Data about app and page elements
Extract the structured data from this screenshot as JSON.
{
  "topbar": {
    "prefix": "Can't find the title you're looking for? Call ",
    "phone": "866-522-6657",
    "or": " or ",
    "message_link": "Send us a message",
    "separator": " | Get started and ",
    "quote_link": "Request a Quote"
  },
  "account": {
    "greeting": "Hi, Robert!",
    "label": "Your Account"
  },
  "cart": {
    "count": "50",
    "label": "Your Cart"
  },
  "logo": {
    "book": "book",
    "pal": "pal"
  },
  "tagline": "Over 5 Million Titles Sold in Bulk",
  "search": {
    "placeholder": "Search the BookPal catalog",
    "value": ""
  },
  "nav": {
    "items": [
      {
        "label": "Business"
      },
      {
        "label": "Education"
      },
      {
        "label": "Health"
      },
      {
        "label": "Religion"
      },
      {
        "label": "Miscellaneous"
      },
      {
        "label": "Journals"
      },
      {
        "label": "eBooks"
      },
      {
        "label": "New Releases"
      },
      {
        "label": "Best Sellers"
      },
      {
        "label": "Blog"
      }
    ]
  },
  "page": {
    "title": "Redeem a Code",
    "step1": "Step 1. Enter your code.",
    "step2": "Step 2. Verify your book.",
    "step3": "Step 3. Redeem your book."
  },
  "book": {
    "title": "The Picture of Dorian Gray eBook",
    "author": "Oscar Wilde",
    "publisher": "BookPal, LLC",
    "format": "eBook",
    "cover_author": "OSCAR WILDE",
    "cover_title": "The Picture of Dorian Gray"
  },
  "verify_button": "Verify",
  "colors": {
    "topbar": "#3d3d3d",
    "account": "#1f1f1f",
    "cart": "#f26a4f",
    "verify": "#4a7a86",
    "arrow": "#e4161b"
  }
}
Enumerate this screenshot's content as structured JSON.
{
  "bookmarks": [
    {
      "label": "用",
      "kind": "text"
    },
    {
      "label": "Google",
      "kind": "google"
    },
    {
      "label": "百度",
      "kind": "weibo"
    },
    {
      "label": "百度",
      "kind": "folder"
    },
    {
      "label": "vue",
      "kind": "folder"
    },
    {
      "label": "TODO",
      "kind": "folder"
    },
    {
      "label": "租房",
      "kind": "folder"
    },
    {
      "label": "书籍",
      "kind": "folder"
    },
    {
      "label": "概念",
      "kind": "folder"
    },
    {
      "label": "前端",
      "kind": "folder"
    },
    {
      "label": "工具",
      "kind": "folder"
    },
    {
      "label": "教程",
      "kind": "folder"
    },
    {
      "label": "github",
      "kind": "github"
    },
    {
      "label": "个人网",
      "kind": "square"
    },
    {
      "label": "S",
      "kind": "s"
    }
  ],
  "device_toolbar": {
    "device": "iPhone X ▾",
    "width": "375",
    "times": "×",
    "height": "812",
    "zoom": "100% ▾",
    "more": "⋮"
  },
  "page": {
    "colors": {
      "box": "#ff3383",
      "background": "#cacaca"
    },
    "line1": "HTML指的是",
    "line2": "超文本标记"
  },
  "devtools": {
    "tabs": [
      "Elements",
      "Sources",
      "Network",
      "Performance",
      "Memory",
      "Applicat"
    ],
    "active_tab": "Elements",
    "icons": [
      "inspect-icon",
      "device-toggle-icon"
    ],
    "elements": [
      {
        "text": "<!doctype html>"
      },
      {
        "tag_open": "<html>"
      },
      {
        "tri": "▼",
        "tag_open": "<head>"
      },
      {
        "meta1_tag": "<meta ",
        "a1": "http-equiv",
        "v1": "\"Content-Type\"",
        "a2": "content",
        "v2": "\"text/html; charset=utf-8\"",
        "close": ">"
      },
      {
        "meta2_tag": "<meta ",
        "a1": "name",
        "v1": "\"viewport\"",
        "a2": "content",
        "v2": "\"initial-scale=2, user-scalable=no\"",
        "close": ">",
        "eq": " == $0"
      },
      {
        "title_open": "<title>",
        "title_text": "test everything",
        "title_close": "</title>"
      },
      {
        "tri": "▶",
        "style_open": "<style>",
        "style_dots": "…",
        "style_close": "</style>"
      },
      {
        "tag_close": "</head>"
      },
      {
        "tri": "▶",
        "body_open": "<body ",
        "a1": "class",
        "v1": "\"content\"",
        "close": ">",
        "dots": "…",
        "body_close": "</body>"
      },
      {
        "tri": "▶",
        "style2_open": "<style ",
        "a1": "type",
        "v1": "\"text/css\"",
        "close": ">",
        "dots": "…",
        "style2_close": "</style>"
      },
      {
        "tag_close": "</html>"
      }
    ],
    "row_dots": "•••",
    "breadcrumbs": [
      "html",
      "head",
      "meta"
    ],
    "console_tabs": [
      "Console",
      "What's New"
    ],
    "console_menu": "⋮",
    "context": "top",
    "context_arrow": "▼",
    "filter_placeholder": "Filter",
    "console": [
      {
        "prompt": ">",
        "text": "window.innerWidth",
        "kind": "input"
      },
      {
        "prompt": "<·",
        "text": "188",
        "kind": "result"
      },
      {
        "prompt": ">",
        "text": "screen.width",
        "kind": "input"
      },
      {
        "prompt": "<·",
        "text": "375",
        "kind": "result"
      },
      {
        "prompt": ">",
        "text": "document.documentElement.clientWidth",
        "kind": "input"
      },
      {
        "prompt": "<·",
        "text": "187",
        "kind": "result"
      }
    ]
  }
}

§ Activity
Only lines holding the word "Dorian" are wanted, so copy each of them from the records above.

§ Response below
    "title": "The Picture of Dorian Gray eBook",
    "cover_title": "The Picture of Dorian Gray"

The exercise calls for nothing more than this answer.